* [Task item]: Copy out, exactly as given, every line from the line with "Convert this screenshot" to the end of the listing, both of those lines included.

·····

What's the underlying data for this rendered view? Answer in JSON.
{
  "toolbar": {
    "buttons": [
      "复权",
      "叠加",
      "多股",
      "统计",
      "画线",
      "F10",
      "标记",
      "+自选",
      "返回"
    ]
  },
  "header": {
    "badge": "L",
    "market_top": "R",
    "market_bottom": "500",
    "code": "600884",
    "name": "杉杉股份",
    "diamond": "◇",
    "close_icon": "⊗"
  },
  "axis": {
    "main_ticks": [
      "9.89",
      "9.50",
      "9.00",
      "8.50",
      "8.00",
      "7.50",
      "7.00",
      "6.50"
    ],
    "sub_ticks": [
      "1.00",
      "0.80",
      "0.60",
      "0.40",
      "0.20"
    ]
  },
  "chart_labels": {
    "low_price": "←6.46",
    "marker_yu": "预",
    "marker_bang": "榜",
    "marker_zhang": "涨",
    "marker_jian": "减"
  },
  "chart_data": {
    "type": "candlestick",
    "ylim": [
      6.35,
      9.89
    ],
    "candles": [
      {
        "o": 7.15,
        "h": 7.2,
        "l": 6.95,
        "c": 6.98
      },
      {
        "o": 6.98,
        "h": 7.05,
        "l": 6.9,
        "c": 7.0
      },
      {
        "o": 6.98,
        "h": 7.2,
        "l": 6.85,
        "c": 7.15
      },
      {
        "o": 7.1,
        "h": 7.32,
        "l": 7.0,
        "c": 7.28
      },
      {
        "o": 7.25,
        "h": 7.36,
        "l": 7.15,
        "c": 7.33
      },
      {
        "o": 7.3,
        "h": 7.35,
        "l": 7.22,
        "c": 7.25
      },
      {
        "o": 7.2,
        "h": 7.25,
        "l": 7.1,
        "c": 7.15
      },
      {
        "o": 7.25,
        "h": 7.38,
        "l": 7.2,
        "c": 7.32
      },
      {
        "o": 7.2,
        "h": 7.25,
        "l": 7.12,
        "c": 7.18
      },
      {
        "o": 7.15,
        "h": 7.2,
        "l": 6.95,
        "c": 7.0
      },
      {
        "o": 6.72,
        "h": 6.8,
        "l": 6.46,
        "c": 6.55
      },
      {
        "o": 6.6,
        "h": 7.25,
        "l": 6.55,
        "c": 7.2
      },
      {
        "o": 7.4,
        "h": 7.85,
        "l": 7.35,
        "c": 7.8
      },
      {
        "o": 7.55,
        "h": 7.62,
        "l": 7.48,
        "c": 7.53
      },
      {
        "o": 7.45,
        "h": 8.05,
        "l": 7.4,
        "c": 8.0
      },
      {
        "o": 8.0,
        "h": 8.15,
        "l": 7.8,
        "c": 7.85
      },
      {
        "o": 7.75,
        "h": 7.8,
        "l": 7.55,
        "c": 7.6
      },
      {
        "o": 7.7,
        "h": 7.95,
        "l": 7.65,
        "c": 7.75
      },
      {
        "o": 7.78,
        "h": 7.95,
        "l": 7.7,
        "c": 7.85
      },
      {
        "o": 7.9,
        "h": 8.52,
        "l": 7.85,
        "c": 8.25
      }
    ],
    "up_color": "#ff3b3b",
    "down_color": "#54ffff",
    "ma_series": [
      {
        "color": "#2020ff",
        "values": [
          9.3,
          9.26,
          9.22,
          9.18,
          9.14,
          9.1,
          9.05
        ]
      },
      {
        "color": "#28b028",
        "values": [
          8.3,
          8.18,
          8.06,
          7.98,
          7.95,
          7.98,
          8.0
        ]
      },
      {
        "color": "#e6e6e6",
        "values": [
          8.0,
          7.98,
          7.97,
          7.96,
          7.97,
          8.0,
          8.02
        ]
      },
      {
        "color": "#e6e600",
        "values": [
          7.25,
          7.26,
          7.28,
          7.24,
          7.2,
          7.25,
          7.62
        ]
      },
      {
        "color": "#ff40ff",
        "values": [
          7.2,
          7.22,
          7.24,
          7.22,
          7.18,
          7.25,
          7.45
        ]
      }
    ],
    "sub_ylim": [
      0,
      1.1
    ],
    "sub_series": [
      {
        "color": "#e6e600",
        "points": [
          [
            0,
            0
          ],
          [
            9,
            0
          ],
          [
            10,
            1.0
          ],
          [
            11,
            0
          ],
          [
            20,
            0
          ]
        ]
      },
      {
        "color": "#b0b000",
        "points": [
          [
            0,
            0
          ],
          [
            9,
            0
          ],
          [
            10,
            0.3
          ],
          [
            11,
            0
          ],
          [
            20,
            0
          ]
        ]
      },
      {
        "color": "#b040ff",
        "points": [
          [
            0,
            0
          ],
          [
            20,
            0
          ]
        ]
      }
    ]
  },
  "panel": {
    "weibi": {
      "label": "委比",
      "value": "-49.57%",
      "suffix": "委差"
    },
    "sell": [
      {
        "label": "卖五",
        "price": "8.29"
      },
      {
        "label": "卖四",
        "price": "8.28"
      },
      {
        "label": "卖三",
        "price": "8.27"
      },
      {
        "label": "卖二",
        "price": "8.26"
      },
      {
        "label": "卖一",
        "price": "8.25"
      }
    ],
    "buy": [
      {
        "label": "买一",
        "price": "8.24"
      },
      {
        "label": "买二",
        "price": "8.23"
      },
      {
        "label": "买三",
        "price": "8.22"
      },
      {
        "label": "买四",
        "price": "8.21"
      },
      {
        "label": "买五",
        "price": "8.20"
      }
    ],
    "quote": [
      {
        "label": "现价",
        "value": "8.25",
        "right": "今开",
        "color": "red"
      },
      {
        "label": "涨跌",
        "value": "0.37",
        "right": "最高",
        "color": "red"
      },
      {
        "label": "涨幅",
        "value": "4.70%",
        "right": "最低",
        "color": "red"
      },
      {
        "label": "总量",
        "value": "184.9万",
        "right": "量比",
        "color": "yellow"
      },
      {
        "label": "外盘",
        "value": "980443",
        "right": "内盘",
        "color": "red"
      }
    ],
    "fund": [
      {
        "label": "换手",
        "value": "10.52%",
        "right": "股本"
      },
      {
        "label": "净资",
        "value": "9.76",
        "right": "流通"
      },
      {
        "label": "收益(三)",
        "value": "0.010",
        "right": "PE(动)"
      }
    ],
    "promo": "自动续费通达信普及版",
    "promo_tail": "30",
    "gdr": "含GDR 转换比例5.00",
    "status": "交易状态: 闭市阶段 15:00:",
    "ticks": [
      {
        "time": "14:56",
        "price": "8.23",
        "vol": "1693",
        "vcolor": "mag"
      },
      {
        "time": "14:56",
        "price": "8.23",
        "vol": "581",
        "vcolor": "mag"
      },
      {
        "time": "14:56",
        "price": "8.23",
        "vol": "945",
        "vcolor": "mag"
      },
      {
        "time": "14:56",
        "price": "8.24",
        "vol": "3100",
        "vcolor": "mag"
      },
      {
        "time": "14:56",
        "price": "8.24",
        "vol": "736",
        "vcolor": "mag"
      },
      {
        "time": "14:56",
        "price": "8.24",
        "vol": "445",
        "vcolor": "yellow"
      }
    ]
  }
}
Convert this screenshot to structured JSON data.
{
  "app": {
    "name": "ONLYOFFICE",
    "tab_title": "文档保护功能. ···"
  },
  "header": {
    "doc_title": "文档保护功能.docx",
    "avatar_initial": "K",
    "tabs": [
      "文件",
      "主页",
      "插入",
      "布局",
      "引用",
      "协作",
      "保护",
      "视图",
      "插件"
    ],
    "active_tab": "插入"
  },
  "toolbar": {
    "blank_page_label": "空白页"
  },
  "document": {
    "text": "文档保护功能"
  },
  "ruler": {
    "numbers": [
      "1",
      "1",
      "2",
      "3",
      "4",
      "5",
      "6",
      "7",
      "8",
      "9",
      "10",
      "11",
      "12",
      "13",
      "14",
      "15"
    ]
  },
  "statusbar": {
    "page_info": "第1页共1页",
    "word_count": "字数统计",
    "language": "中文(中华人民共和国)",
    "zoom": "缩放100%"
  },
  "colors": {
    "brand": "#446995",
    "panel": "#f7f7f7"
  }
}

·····

* [Result of this exercise]:
Convert this screenshot to structured JSON data.
{
  "app": {
    "name": "ONLYOFFICE",
    "tab_title": "文档保护功能. ···"
  },
  "header": {
    "doc_title": "文档保护功能.docx",
    "avatar_initial": "K",
    "tabs": [
      "文件",
      "主页",
      "插入",
      "布局",
      "引用",
      "协作",
      "保护",
      "视图",
      "插件"
    ],
    "active_tab": "插入"
  },
  "toolbar": {
    "blank_page_label": "空白页"
  },
  "document": {
    "text": "文档保护功能"
  },
  "ruler": {
    "numbers": [
      "1",
      "1",
      "2",
      "3",
      "4",
      "5",
      "6",
      "7",
      "8",
      "9",
      "10",
      "11",
      "12",
      "13",
      "14",
      "15"
    ]
  },
  "statusbar": {
    "page_info": "第1页共1页",
    "word_count": "字数统计",
    "language": "中文(中华人民共和国)",
    "zoom": "缩放100%"
  },
  "colors": {
    "brand": "#446995",
    "panel": "#f7f7f7"
  }
}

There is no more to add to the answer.